Peter Grimmett, 2007
KEYNOTE 2007 – University or Saskatchewan
The best lack all conviction, while the worst
Are full of passionate intensity
CATE Talk, May 27, 2007
Peter P. Grimmett
Professor and Director
Institute for Studies in Teacher Education
Simon Fraser University
Beginning with Yeats’ poem, The Second Coming, I relate the poet’s conception of gyres or time-spirals to teacher education. In Yeats’ understanding of the history of civilization, each gyre lasts for 20 centuries; in my understanding of teacher education each one lasts for 20 years. Common to both, however, is the phenomenon that when a gyre is coming to an end, things fall apart, the centre cannot hold, and The best lack all conviction, while the worst/Are full of passionate intensity, leading to the revelation of a new phase.
I explore three different gyres in teacher education. The first is from 1960-1980, a phase in which teacher education was largely regarded as training under the governance of government control. Things fell apart because training, direct instruction, and an emphasis on classroom management was seen to have little or no effect on producing the kind of citizens needed for a democratic society and the workforce requisite for sustaining economic viability; as a consequence, the centre of government control could not hold. The best supporters of the training model lost conviction and the worst passionate intensity of business and academic critics came through. The catalyst for the revelation of the emphasis on teacher learning and institutional governance that was to characterize phase 2 was A Nation At Risk.

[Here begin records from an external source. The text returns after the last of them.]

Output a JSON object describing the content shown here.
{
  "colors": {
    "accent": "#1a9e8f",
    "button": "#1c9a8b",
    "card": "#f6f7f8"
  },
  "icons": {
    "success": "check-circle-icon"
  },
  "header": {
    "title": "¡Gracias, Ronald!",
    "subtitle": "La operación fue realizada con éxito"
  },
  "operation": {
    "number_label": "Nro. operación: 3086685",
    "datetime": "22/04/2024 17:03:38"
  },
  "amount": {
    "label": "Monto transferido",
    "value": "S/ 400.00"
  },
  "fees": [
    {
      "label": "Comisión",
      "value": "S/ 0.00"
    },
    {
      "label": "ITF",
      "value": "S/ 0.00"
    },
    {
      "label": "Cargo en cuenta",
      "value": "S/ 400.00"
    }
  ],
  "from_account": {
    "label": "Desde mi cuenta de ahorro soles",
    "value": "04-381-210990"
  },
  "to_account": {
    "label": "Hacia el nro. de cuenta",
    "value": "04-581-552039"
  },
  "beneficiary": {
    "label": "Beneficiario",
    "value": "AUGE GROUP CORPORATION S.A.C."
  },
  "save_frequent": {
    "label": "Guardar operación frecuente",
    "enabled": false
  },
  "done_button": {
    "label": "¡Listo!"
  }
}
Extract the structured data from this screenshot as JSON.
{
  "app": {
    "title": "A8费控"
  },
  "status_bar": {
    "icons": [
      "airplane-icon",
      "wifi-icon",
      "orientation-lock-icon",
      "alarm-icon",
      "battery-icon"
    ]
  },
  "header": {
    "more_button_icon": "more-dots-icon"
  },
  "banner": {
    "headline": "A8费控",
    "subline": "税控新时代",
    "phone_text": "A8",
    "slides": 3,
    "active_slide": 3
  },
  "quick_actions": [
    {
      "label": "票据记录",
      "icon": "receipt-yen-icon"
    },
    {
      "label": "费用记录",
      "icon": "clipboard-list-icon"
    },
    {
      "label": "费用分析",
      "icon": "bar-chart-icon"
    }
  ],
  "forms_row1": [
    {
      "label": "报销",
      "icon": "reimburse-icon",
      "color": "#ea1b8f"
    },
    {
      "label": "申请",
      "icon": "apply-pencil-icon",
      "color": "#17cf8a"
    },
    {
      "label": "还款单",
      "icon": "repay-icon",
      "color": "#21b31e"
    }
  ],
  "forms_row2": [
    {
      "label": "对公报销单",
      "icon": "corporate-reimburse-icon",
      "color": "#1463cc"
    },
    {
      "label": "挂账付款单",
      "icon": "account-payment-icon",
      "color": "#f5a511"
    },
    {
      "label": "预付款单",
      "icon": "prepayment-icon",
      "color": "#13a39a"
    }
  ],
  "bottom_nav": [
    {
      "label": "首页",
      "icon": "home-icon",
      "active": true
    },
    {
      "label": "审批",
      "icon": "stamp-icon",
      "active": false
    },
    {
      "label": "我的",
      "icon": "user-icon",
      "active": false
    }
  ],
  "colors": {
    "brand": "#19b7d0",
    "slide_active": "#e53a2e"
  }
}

The second phase is from 1980-2000, a phase in which teacher education research and policy was framed around “learning to teach.” Things began to fall apart toward the end of this phase because research and practice became totally consumed with a concerted focus on teacher’s beliefs, values, and their learning as professionals, to the neglect of careful attention to quality assurance and outcomes. The centre of institutional governance could not hold because universities were seen not as partners with the field but as independent institutions protecting their vested and prioritized interests. The best in universities were too busy with their own world of research and practice (much of it a case of survival in the academic world) to enter the public debate about the nature and purpose of teacher education. The worst displayed their passionate intensity in calling for the de-regulation of teacher education and the handing over of vital practice experiences to the field. The catalyst for the revelation of contrasting policies of professionalization and de-regulation was the unrelenting criticism of right-wing think tanks.
The third phase overlaps with the second. It began in 1990. It is a phase in which teacher education is framed by policy focused on outcomes and school-based experiences under professional governance. Things have begun falling apart because the competition between professionalization and de-regulation policies is making the governance of teacher education very difficult for universities and professional bodies alike. The delicate balance between professional control and institutional autonomy has not always been attended to with care. Consequently, the centre of professional self-regulation is not holding. University institutions have contested what they see as unwarranted intrusion into their programs and autonomy. The best in universities and professional bodies have tried to work toward collaboration but they are in the minority and have lost conviction. The worst in universities and professional bodies have gone about the contestation, which ultimately became a legal struggle, with a passionate intensity that ran deep. The catalyst for the revelation of a phase that is yet to come is the two British Columbia court cases and the recent Ontario College of Teachers’ accreditation review. A “best” foreshadowing of this new phase could be found in the ACDE Accord on Teacher Education; a “worst” possibility could entail the dissolution of professional bodies and the consignment of teacher education to schools, as has happened in England.
Grimmett, P. (2008). The professional governance of teacher education in Ontario and British Columbia: Culmination of three decades of research and policy in Canadian teacher education or harbinger of a different direction? In T. O’Donoghue & C. Whitehead (Eds.), Teacher Education in the English-Speaking World. Charlotte, NC: Information Age Publishing.